If a line of the records contains the word "value", list it.

☆ ☆ ☆ ☆

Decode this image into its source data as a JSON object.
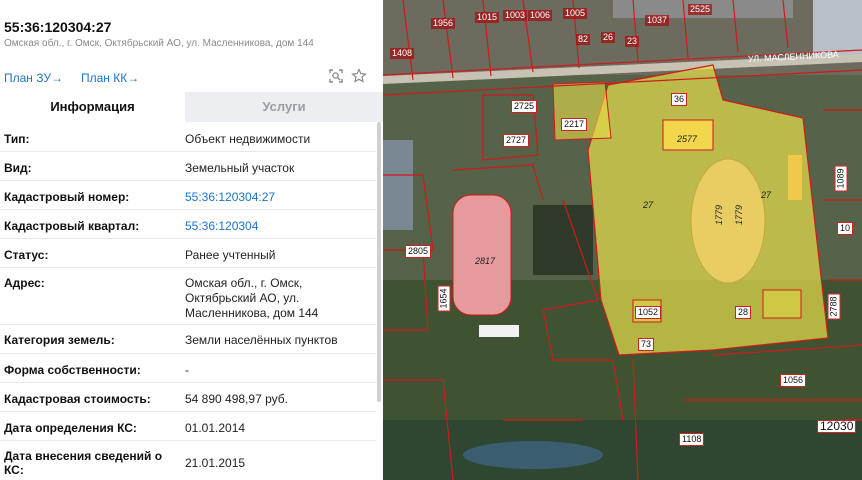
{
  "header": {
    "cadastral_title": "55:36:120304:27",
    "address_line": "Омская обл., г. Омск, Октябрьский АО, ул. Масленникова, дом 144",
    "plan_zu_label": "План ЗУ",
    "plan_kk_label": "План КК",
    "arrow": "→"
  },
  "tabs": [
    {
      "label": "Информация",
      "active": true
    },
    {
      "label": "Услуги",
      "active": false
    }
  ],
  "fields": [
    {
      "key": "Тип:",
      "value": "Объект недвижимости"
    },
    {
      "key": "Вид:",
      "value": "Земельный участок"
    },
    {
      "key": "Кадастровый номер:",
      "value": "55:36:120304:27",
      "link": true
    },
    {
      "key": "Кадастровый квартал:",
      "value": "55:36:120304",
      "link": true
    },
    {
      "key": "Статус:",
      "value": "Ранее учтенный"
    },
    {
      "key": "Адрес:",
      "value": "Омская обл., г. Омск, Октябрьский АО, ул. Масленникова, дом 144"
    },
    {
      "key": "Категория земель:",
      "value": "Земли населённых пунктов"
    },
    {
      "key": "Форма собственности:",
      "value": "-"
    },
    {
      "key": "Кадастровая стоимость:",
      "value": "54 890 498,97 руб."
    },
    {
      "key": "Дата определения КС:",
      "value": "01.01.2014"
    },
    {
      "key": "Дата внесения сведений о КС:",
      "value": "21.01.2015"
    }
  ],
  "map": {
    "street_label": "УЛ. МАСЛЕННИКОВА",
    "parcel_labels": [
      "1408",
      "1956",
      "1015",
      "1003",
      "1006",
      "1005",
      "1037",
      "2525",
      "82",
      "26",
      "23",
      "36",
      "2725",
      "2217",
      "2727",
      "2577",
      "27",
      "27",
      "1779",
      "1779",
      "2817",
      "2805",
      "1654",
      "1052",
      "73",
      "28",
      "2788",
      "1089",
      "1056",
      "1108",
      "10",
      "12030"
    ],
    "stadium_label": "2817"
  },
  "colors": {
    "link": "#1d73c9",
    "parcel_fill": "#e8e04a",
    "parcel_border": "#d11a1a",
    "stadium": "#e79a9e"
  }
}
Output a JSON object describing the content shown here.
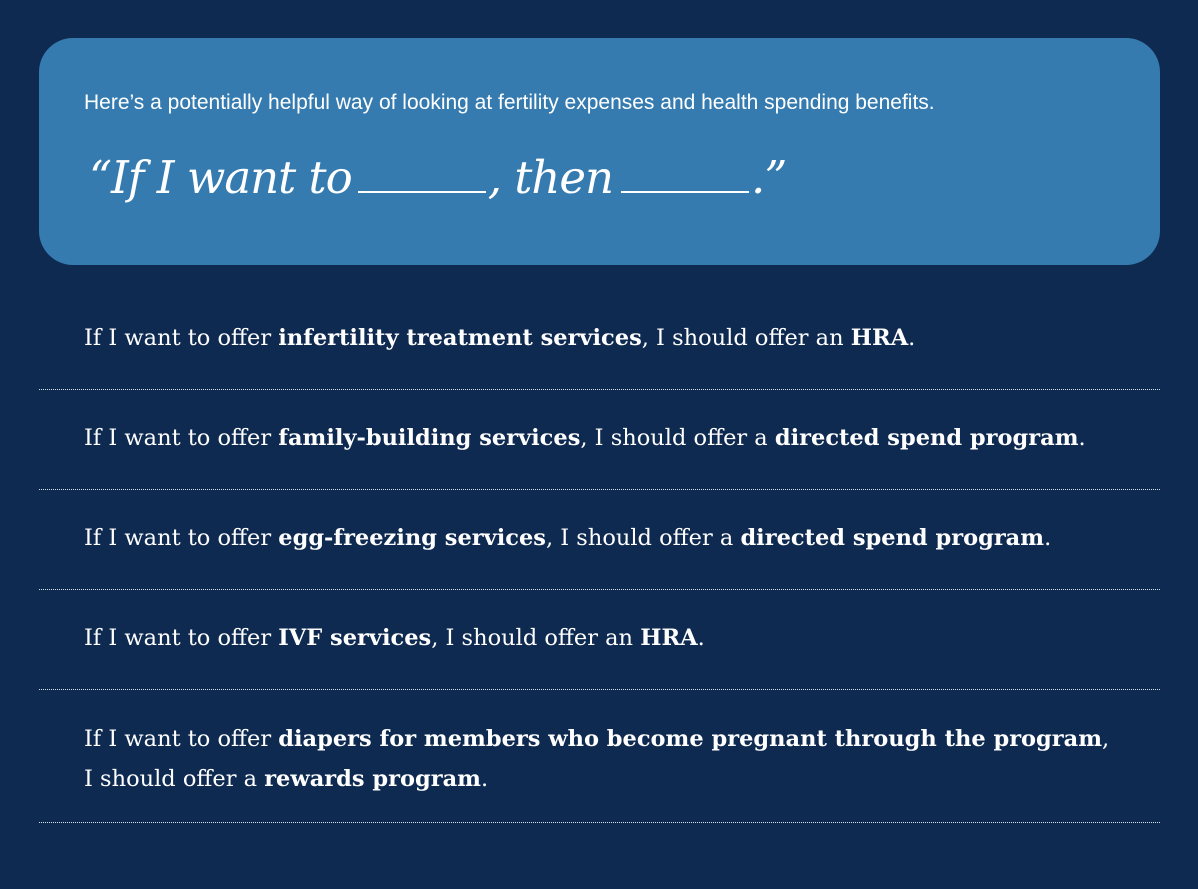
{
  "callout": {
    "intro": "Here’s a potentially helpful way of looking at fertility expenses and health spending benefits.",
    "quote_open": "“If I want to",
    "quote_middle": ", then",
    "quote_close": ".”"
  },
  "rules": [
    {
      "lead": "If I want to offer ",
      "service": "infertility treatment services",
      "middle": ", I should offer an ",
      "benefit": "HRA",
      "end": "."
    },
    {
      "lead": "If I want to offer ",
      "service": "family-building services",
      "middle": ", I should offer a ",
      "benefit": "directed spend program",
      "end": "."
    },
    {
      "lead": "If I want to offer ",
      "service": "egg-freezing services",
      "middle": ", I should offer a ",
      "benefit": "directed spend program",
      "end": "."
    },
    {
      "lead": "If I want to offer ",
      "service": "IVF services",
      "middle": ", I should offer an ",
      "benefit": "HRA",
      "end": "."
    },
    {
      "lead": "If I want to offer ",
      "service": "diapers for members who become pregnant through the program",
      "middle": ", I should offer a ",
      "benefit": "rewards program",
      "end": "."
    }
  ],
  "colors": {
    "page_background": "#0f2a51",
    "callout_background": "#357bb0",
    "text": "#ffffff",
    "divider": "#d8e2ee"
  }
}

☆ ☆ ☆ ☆

▶ _Task result_
      "value": "Объект недвижимости"
      "value": "Земельный участок"
      "value": "55:36:120304:27",
      "value": "55:36:120304",
      "value": "Ранее учтенный"
      "value": "Омская обл., г. Омск, Октябрьский АО, ул. Масленникова, дом 144"
      "value": "Земли населённых пунктов"
      "value": "-"
      "value": "54 890 498,97 руб."
      "value": "01.01.2014"
      "value": "21.01.2015"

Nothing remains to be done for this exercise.